I’m in Rome! I was so eager to settle in and see the sights that every delay sorting out transportation downtown required double patience. Finally, I found the non-descript door on the non-descript street of the non-descript monastery. The welcome, however, was wonderful! Sister Leopoldina, a native Spanish speaker, and I, a native English speaker, found a common language, French, in Italy. We shared an amicable conversation about my mission, her origins (Columbia), and the lay of the neighbourhood. Smiling, she noted that some people can just connect, even without words, whereas others never do, no matter how many words. Sensing a soul connection, I said I knew exactly what she meant.

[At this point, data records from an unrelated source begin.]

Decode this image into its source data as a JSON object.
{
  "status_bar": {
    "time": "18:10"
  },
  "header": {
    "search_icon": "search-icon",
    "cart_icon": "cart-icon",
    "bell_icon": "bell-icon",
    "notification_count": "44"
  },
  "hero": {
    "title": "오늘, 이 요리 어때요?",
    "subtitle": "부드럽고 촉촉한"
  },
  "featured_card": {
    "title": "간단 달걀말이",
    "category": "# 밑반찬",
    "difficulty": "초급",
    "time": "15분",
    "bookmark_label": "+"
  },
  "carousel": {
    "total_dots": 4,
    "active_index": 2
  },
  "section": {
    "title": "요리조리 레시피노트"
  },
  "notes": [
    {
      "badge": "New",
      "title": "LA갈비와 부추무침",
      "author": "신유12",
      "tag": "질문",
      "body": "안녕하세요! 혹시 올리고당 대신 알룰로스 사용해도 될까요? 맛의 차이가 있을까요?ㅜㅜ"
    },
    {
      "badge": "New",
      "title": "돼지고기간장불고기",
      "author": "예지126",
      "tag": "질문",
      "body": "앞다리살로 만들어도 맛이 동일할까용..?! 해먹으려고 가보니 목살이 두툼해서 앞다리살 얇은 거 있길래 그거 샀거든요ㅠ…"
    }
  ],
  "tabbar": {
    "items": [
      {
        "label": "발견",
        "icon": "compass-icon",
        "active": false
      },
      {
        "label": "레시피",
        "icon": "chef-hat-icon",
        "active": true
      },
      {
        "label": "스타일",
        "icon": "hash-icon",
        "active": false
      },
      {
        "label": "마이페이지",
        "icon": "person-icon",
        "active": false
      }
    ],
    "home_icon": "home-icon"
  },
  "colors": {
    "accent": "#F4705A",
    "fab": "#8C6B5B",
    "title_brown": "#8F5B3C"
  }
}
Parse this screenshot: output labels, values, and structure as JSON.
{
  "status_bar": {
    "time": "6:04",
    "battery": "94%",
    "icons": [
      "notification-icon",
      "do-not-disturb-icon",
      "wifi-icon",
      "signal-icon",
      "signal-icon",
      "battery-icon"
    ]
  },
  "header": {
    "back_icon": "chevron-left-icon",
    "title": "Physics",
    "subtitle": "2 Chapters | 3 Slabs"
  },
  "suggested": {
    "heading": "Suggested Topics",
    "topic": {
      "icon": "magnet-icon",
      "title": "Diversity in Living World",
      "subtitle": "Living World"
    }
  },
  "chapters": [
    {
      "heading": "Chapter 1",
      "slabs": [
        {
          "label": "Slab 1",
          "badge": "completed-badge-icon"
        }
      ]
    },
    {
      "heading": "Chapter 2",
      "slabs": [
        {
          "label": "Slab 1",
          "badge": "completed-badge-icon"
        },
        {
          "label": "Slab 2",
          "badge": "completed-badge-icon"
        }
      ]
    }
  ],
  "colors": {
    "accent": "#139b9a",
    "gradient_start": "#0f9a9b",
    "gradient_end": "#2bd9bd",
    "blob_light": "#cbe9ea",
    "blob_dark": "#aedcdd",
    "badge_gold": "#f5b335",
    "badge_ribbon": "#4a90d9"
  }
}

More excited than tired, I set out to explore Rome. The coliseum was just around the corner, but famished from the journey, I headed towards the restaurant Sister Leopoldina recommended instead. After a circuitous route that brought me back to the first suspect, although with a slightly different name, I perused the menu. The only vegetarian options were green salad or premade pizza – impossible to settle for on my first night in Italy. Ruing the lost time, I backtracked to a cute trattoria I’d passed in my search.
I love how Roman restaurants claim sections of the street for open-air cafes. Settling into a romantic table for two, I ordered cannelloni, a salad, and a glass of wine. As my food was being prepared, I studied the map to scope out a walking tour after dinner.
“Ready for dessert?,” the waitress asked.
“Yes, please. Which do you recommend –panna cotta or the tiramisu?,” I asked. I recently discovered panna cotta in Toronto, a new contender for my favourite Italian dessert.
Overhearing me, the American couple two tables down recommended the panna cotta. They’d come back here, in large part, because of it. On their recommendation, I switched my order.
An older gentleman sat down at the table between us, apologising for interrupting our conversation. As often is the case in tourist cities, we soon were engaged in a friendly, international chat. Confirming a few options for my evening tour, I was well rewarded with the lively nightlife near the pantheon. Strolling further, I lingered to take photographs of strange, towering columns in front of a curious facade, half ancient, half modern. I wandered over to a late-night sandwich bar to assuage my curiousity. “E ‘il Tempio di Adriano,” I learned, which helped very little. Recognising a bust of Hadrian from my Italian tour five years ago, I realised it was the temple of the second century Roman emperor.
Looking at my watch, I decided to squeeze in a trip to the pantheon. This ancient Roman temple, commissioned by Hadrian, became a church in the 8th century. It remains the world's largest unreinforced concrete dome today. I pause to touch the ancient marble, and marvel at the magnitude and magnificence of its columns.
Worried about the time, I hailed a cab back to the monastery. The welcome pack said the doors were strictly locked at 11PM, and latecomers would have to sleep elsewhere. After 36 hours without sleep, I was determined not to be one of them.
Arriving at 10:50, I wished I’d lingered 5 more minutes to enjoy the historical wonders of Rome. Sister Leopoldina, still at the desk, asked how my evening was. But that’s another story.